Finally, I'll end with a bit of information that might be of interest. The arcade version runs on a (slightly) modified PS3. This is not rumor or speculation, this is 100% factual. So, it is certain that the gameplay in the PS3 version will be identical to the arcade version. Now, I fully believe that Namco's teams have the ability to replicate it all on 360, and that's one reason why I pre-ordered it on 360 (the other is my arcade stick). However, it remains to be seen whether there are any differences or shortcomings in the 360 version. Of course, you'll also want an arcade stick or SF4 Fightpad if you want to play the 360 version seriously, as we all know the 360's d-pad leaves much to be desired.
My speculation on the wireless arcade stick is as follows: Hori generally knows what they're doing.
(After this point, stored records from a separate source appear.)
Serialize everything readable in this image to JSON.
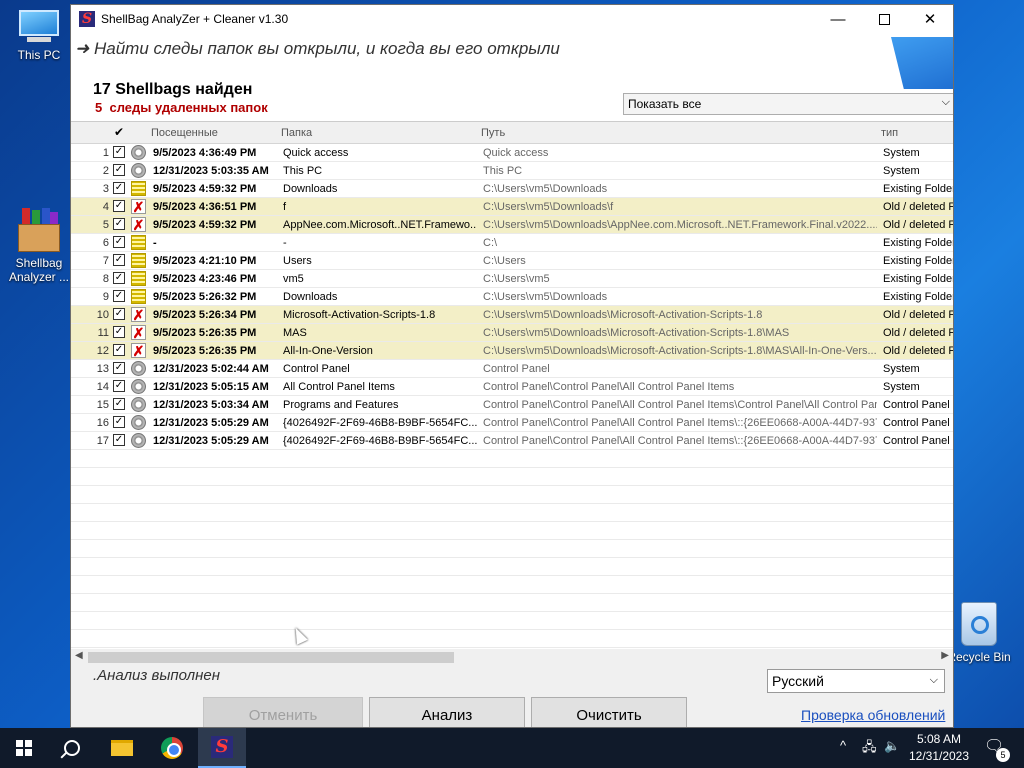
{
  "desktop": {
    "icons": [
      {
        "label": "This PC"
      },
      {
        "label": "Shellbag Analyzer ..."
      },
      {
        "label": "Recycle Bin"
      }
    ]
  },
  "window": {
    "title": "ShellBag  AnalyZer + Cleaner v1.30",
    "tagline": "➜ Найти следы папок вы открыли, и когда вы его открыли",
    "count_title": "17 Shellbags найден",
    "deleted_count": "5",
    "deleted_label": "следы удаленных папок",
    "filter": {
      "selected": "Показать все"
    },
    "columns": {
      "visited": "Посещенные",
      "folder": "Папка",
      "path": "Путь",
      "type": "тип",
      "check_all": "✔"
    },
    "rows": [
      {
        "num": "1",
        "icon": "system",
        "date": "9/5/2023 4:36:49 PM",
        "folder": "Quick access",
        "path": "Quick access",
        "type": "System",
        "deleted": false
      },
      {
        "num": "2",
        "icon": "system",
        "date": "12/31/2023 5:03:35 AM",
        "folder": "This PC",
        "path": "This PC",
        "type": "System",
        "deleted": false
      },
      {
        "num": "3",
        "icon": "folder",
        "date": "9/5/2023 4:59:32 PM",
        "folder": "Downloads",
        "path": "C:\\Users\\vm5\\Downloads",
        "type": "Existing Folders",
        "deleted": false
      },
      {
        "num": "4",
        "icon": "deleted",
        "date": "9/5/2023 4:36:51 PM",
        "folder": "f",
        "path": "C:\\Users\\vm5\\Downloads\\f",
        "type": "Old / deleted Fo",
        "deleted": true
      },
      {
        "num": "5",
        "icon": "deleted",
        "date": "9/5/2023 4:59:32 PM",
        "folder": "AppNee.com.Microsoft..NET.Framewo...",
        "path": "C:\\Users\\vm5\\Downloads\\AppNee.com.Microsoft..NET.Framework.Final.v2022....",
        "type": "Old / deleted Fo",
        "deleted": true
      },
      {
        "num": "6",
        "icon": "folder",
        "date": "-",
        "folder": "-",
        "path": "C:\\",
        "type": "Existing Folders",
        "deleted": false
      },
      {
        "num": "7",
        "icon": "folder",
        "date": "9/5/2023 4:21:10 PM",
        "folder": "Users",
        "path": "C:\\Users",
        "type": "Existing Folders",
        "deleted": false
      },
      {
        "num": "8",
        "icon": "folder",
        "date": "9/5/2023 4:23:46 PM",
        "folder": "vm5",
        "path": "C:\\Users\\vm5",
        "type": "Existing Folders",
        "deleted": false
      },
      {
        "num": "9",
        "icon": "folder",
        "date": "9/5/2023 5:26:32 PM",
        "folder": "Downloads",
        "path": "C:\\Users\\vm5\\Downloads",
        "type": "Existing Folders",
        "deleted": false
      },
      {
        "num": "10",
        "icon": "deleted",
        "date": "9/5/2023 5:26:34 PM",
        "folder": "Microsoft-Activation-Scripts-1.8",
        "path": "C:\\Users\\vm5\\Downloads\\Microsoft-Activation-Scripts-1.8",
        "type": "Old / deleted Fo",
        "deleted": true
      },
      {
        "num": "11",
        "icon": "deleted",
        "date": "9/5/2023 5:26:35 PM",
        "folder": "MAS",
        "path": "C:\\Users\\vm5\\Downloads\\Microsoft-Activation-Scripts-1.8\\MAS",
        "type": "Old / deleted Fo",
        "deleted": true
      },
      {
        "num": "12",
        "icon": "deleted",
        "date": "9/5/2023 5:26:35 PM",
        "folder": "All-In-One-Version",
        "path": "C:\\Users\\vm5\\Downloads\\Microsoft-Activation-Scripts-1.8\\MAS\\All-In-One-Vers...",
        "type": "Old / deleted Fo",
        "deleted": true
      },
      {
        "num": "13",
        "icon": "system",
        "date": "12/31/2023 5:02:44 AM",
        "folder": "Control Panel",
        "path": "Control Panel",
        "type": "System",
        "deleted": false
      },
      {
        "num": "14",
        "icon": "system",
        "date": "12/31/2023 5:05:15 AM",
        "folder": "All Control Panel Items",
        "path": "Control Panel\\Control Panel\\All Control Panel Items",
        "type": "System",
        "deleted": false
      },
      {
        "num": "15",
        "icon": "system",
        "date": "12/31/2023 5:03:34 AM",
        "folder": "Programs and Features",
        "path": "Control Panel\\Control Panel\\All Control Panel Items\\Control Panel\\All Control Panel...",
        "type": "Control Panel",
        "deleted": false
      },
      {
        "num": "16",
        "icon": "system",
        "date": "12/31/2023 5:05:29 AM",
        "folder": "{4026492F-2F69-46B8-B9BF-5654FC...",
        "path": "Control Panel\\Control Panel\\All Control Panel Items\\::{26EE0668-A00A-44D7-937...",
        "type": "Control Panel",
        "deleted": false
      },
      {
        "num": "17",
        "icon": "system",
        "date": "12/31/2023 5:05:29 AM",
        "folder": "{4026492F-2F69-46B8-B9BF-5654FC...",
        "path": "Control Panel\\Control Panel\\All Control Panel Items\\::{26EE0668-A00A-44D7-937...",
        "type": "Control Panel",
        "deleted": false
      }
    ],
    "status": ".Анализ выполнен",
    "language": {
      "selected": "Русский"
    },
    "buttons": {
      "cancel": "Отменить",
      "analyze": "Анализ",
      "clean": "Очистить"
    },
    "update_link": "Проверка обновлений"
  },
  "taskbar": {
    "clock_time": "5:08 AM",
    "clock_date": "12/31/2023",
    "notification_count": "5"
  }
}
Their Real Arcade Pro series is considered the standard for quality arcade sticks. Their value line (Fighting Stick EX2, Fighting Stick 3) is a great buy for casual players, and even the hardcore admit that it's decent (but it will eventually break if you use it a lot...mine did, although it took 2 years). I trust that anything they release will be a good product.
Arcade sticks are now mainly used for two kinds of games: fighting games and shmups. In either, a tiny amount of control lag could doom you to a bullet in the face or a boot to the head. I really want to say that Hori knows this and would not release a stick that lagged, but as I have not actually used the stick, I can't guarantee this. My recommendation is to either wait until people get their hands on it and have assessed it thoroughly, or to only pre-order it if you absolutely must have wireless. USB extender cables are cheap, you know!
Hope this information is of interest and/or benefit to someone! =)